Mr. Bloomberg, who is known for his earnest but halting attempts to speak Spanish, shied away from speaking the language on the stump through his tour of the state. Then, in Compton, he riffed on the Super Bowl halftime show.
“I think we know which team put on the most impressive performance,” he said. “Shar-eek-ah and JLo.” The crowd laughed politely, seemingly forgiving the mangled pronunciation of the Colombian superstar Shakira’s name.
In some ways, the campaigns’ California plans seem to echo the “fishhook strategy” Republicans tried to use in the state decades ago, targeting the central region of the state and inland Southern California, said Karthick Ramakrishnan, a professor of public policy and politics at the University of California, Riverside.
“I think this region is getting to a stage where people here expect to be treated better, in terms of having candidates actually visit and paying attention to them,” Mr. Ramakrishnan said.
Rusty Bailey, the mayor of Riverside, describes himself as a moderate and is registered as “no party preference” but plans to vote in the Democratic primary. He was leaning toward Mr. Buttigieg until Mr. Bloomberg came to stump in Riverside in January.
The top issue in the region is homelessness, Mr. Bailey said, and he believes that Mr. Bloomberg understands the concerns.
Mr. Gomez Daly, the policy director of the Inland Empire advocacy group, said that the infusion of attention was a “dream for the local political infrastructure.”
And, he said, he sees other benefits too.
“Everybody I know seems to have been hired by the Sanders and Bloomberg campaigns.”
Jennifer Medina is a national political reporter fro the NY Times covering the 2020 presidential campaign.
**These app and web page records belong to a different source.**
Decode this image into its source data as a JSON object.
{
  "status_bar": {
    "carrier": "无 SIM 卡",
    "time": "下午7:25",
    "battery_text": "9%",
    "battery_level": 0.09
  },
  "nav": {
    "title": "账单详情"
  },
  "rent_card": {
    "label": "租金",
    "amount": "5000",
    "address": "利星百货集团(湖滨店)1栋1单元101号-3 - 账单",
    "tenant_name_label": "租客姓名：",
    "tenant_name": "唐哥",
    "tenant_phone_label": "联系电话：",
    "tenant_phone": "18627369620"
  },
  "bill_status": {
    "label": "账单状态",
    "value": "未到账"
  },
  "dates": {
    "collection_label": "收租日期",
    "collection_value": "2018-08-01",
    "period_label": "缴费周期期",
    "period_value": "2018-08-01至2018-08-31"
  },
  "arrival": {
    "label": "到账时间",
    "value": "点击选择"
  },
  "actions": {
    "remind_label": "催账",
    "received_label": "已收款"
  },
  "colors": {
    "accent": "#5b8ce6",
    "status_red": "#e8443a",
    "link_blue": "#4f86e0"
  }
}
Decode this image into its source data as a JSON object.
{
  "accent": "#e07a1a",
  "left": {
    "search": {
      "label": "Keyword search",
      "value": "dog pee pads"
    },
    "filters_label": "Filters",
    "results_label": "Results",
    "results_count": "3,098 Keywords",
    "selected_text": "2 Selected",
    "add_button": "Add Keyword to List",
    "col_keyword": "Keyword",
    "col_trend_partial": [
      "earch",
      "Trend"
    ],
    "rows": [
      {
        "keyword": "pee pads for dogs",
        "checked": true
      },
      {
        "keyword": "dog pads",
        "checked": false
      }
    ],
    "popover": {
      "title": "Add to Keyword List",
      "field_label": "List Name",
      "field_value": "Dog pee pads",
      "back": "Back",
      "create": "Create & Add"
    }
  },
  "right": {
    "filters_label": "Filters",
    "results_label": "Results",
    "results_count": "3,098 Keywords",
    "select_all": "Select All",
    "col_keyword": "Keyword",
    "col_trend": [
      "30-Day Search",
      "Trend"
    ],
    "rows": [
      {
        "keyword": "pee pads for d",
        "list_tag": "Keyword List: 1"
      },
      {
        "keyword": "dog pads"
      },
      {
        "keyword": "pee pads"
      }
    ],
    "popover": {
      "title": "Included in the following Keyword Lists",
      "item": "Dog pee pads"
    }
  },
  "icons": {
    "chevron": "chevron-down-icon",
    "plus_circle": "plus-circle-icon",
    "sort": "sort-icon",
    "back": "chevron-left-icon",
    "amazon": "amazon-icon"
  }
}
A Southern California native, she previously spent several years reporting on the region for the National desk. @jennymedina